apartment living

First tip: don't be stingy when you buy a mattress.
Before you even move into your new home, it is important to know what you are getting into. Try to find or create a floor plan of the space, and take accurate measurements of the area. This will help you know what you can fit into your place and what you need to rid yourself of. If it doesn't fit or will take up too much room in your new place, there is no need to keep it. It will also give you an idea of how to organize your space before you've even moved in.
If you've ever rented before, especially in a building, you might remember (either fondly or with hate) that one spot where everyone left their disregarded items. They weren't necessarily unwanted items, in fact oftentimes they were great household objects that someone just didn't need anymore.
Renting a place as a student is mostly fun, but with a tight budget and not a lot of spare time to devote to fixing it up, it's hard to turn the space into the home of your dreams. Hopefully reading week will free up some of your time (it shouldn't because you should be studying, but hey) and you can tackle a few of these simple rental upgrades.
And the best part is, you won't have to pull out the mop and bucket!
VANCOUVER - For eleven months, Lia Cosco had a place to call home in Vancouver — all 26 square metres of it. A one-room cubbyhole

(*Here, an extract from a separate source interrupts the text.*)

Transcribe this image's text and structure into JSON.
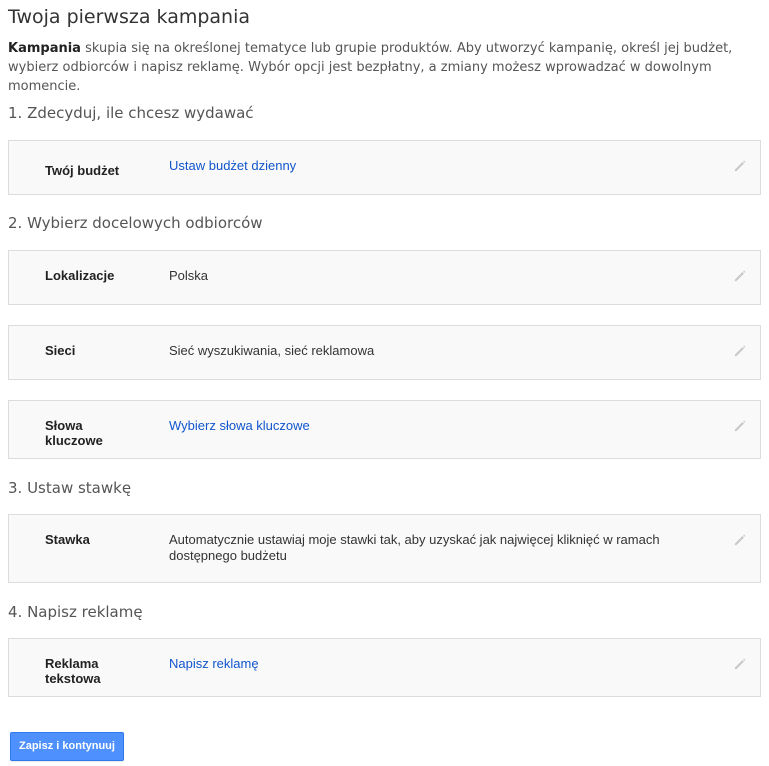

For many college kids, the dorms are home for all four years, and they're happy campers. But for many others, the opportunity